INSTRUCTIONS FOR THE TASK — Run through the records and, wherever a line holds the word "false", return that line.

(Beginning of ENTRIES PROVIDED)

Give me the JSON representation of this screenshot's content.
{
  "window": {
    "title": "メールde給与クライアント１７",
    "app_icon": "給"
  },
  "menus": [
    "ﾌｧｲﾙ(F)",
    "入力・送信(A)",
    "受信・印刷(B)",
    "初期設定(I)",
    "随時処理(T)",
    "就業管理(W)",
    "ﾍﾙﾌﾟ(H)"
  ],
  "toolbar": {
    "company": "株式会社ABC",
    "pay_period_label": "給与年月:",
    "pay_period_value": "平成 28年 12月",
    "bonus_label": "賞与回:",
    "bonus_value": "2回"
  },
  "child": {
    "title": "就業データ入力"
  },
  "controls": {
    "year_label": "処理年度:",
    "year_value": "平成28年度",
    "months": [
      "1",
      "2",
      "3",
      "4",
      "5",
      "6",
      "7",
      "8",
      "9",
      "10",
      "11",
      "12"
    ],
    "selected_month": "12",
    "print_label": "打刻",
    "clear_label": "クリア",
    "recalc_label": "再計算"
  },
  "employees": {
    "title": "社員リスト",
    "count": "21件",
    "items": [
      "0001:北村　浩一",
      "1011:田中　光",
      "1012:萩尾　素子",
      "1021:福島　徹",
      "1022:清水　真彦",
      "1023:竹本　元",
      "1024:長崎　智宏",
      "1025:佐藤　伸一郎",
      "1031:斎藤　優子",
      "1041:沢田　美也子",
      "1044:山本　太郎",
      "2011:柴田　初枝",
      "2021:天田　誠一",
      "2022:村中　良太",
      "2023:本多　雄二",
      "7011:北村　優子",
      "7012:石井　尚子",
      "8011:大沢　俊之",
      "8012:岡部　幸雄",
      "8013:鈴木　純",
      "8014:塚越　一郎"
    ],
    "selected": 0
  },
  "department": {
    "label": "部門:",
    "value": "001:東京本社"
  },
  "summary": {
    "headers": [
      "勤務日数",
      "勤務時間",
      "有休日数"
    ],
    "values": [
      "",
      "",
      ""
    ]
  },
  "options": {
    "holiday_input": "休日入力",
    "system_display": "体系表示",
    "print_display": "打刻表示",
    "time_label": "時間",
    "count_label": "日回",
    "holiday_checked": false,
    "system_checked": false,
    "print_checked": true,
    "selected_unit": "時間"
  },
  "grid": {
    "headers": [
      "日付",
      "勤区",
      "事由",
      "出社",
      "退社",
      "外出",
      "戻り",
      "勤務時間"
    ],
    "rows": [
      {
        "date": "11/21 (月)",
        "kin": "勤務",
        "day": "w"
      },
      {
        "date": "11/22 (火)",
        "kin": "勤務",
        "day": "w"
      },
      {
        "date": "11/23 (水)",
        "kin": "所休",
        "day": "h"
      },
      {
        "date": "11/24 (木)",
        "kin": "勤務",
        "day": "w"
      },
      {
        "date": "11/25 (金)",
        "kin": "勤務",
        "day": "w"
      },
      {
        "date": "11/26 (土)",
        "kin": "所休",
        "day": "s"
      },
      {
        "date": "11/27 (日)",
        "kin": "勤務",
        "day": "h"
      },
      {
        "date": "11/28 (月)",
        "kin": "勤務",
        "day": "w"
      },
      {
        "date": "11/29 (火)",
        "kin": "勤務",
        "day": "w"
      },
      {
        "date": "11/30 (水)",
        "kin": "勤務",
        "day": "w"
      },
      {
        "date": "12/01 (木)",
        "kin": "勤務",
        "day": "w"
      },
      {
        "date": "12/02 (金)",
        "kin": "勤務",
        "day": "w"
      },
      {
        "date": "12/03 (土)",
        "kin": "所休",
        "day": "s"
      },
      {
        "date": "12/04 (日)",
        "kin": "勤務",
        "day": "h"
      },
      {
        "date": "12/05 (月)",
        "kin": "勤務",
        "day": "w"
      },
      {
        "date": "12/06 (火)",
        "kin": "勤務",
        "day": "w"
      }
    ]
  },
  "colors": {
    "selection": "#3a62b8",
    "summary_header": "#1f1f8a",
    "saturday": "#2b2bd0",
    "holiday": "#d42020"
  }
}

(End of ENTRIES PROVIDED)

THE ANSWER —
    "holiday_checked": false,
    "system_checked": false,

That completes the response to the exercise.